Problem details -> Reproduce the data exactly. Omit no record.

Data for processing ->
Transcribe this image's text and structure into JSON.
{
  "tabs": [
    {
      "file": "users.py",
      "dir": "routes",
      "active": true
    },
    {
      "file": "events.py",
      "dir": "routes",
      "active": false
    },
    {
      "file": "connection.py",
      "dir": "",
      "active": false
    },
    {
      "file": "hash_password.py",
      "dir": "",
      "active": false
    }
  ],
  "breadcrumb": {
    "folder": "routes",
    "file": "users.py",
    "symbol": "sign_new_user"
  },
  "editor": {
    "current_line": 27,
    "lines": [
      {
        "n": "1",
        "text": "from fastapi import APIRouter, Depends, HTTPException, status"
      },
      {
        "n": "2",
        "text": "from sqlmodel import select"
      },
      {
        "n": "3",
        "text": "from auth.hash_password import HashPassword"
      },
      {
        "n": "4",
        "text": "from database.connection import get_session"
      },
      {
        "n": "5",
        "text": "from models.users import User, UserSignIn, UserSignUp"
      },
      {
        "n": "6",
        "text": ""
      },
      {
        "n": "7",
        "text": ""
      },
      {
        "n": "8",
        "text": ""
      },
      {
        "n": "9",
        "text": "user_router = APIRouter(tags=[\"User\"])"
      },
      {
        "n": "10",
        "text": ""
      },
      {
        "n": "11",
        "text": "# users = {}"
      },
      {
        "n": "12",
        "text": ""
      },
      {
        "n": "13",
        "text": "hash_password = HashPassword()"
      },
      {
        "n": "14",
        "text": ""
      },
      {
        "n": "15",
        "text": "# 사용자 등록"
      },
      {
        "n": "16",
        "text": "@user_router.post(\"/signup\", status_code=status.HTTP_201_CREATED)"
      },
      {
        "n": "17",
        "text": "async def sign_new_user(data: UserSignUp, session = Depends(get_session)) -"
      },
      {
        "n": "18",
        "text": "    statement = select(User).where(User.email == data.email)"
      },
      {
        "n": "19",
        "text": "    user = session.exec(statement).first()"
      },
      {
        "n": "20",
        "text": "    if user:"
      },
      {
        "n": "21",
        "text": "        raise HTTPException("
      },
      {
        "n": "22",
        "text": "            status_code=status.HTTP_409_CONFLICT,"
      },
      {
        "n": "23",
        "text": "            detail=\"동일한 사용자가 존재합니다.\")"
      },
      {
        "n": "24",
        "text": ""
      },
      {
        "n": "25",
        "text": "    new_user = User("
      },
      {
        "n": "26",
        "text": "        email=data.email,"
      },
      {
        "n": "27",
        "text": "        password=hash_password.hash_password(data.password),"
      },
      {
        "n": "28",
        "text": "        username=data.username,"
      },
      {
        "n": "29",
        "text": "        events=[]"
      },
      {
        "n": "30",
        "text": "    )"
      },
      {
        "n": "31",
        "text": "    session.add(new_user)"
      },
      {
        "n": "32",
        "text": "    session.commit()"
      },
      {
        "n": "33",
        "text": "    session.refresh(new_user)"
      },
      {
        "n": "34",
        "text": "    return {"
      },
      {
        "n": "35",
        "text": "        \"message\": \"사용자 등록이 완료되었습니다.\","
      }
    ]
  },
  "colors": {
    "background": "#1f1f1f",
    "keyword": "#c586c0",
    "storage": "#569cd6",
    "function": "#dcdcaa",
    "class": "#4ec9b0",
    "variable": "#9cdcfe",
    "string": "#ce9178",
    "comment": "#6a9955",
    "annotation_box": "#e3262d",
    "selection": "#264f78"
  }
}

Response for this exercise ->
Transcribe this image's text and structure into JSON.
{
  "tabs": [
    {
      "file": "users.py",
      "dir": "routes",
      "active": true
    },
    {
      "file": "events.py",
      "dir": "routes",
      "active": false
    },
    {
      "file": "connection.py",
      "dir": "",
      "active": false
    },
    {
      "file": "hash_password.py",
      "dir": "",
      "active": false
    }
  ],
  "breadcrumb": {
    "folder": "routes",
    "file": "users.py",
    "symbol": "sign_new_user"
  },
  "editor": {
    "current_line": 27,
    "lines": [
      {
        "n": "1",
        "text": "from fastapi import APIRouter, Depends, HTTPException, status"
      },
      {
        "n": "2",
        "text": "from sqlmodel import select"
      },
      {
        "n": "3",
        "text": "from auth.hash_password import HashPassword"
      },
      {
        "n": "4",
        "text": "from database.connection import get_session"
      },
      {
        "n": "5",
        "text": "from models.users import User, UserSignIn, UserSignUp"
      },
      {
        "n": "6",
        "text": ""
      },
      {
        "n": "7",
        "text": ""
      },
      {
        "n": "8",
        "text": ""
      },
      {
        "n": "9",
        "text": "user_router = APIRouter(tags=[\"User\"])"
      },
      {
        "n": "10",
        "text": ""
      },
      {
        "n": "11",
        "text": "# users = {}"
      },
      {
        "n": "12",
        "text": ""
      },
      {
        "n": "13",
        "text": "hash_password = HashPassword()"
      },
      {
        "n": "14",
        "text": ""
      },
      {
        "n": "15",
        "text": "# 사용자 등록"
      },
      {
        "n": "16",
        "text": "@user_router.post(\"/signup\", status_code=status.HTTP_201_CREATED)"
      },
      {
        "n": "17",
        "text": "async def sign_new_user(data: UserSignUp, session = Depends(get_session)) -"
      },
      {
        "n": "18",
        "text": "    statement = select(User).where(User.email == data.email)"
      },
      {
        "n": "19",
        "text": "    user = session.exec(statement).first()"
      },
      {
        "n": "20",
        "text": "    if user:"
      },
      {
        "n": "21",
        "text": "        raise HTTPException("
      },
      {
        "n": "22",
        "text": "            status_code=status.HTTP_409_CONFLICT,"
      },
      {
        "n": "23",
        "text": "            detail=\"동일한 사용자가 존재합니다.\")"
      },
      {
        "n": "24",
        "text": ""
      },
      {
        "n": "25",
        "text": "    new_user = User("
      },
      {
        "n": "26",
        "text": "        email=data.email,"
      },
      {
        "n": "27",
        "text": "        password=hash_password.hash_password(data.password),"
      },
      {
        "n": "28",
        "text": "        username=data.username,"
      },
      {
        "n": "29",
        "text": "        events=[]"
      },
      {
        "n": "30",
        "text": "    )"
      },
      {
        "n": "31",
        "text": "    session.add(new_user)"
      },
      {
        "n": "32",
        "text": "    session.commit()"
      },
      {
        "n": "33",
        "text": "    session.refresh(new_user)"
      },
      {
        "n": "34",
        "text": "    return {"
      },
      {
        "n": "35",
        "text": "        \"message\": \"사용자 등록이 완료되었습니다.\","
      }
    ]
  },
  "colors": {
    "background": "#1f1f1f",
    "keyword": "#c586c0",
    "storage": "#569cd6",
    "function": "#dcdcaa",
    "class": "#4ec9b0",
    "variable": "#9cdcfe",
    "string": "#ce9178",
    "comment": "#6a9955",
    "annotation_box": "#e3262d",
    "selection": "#264f78"
  }
}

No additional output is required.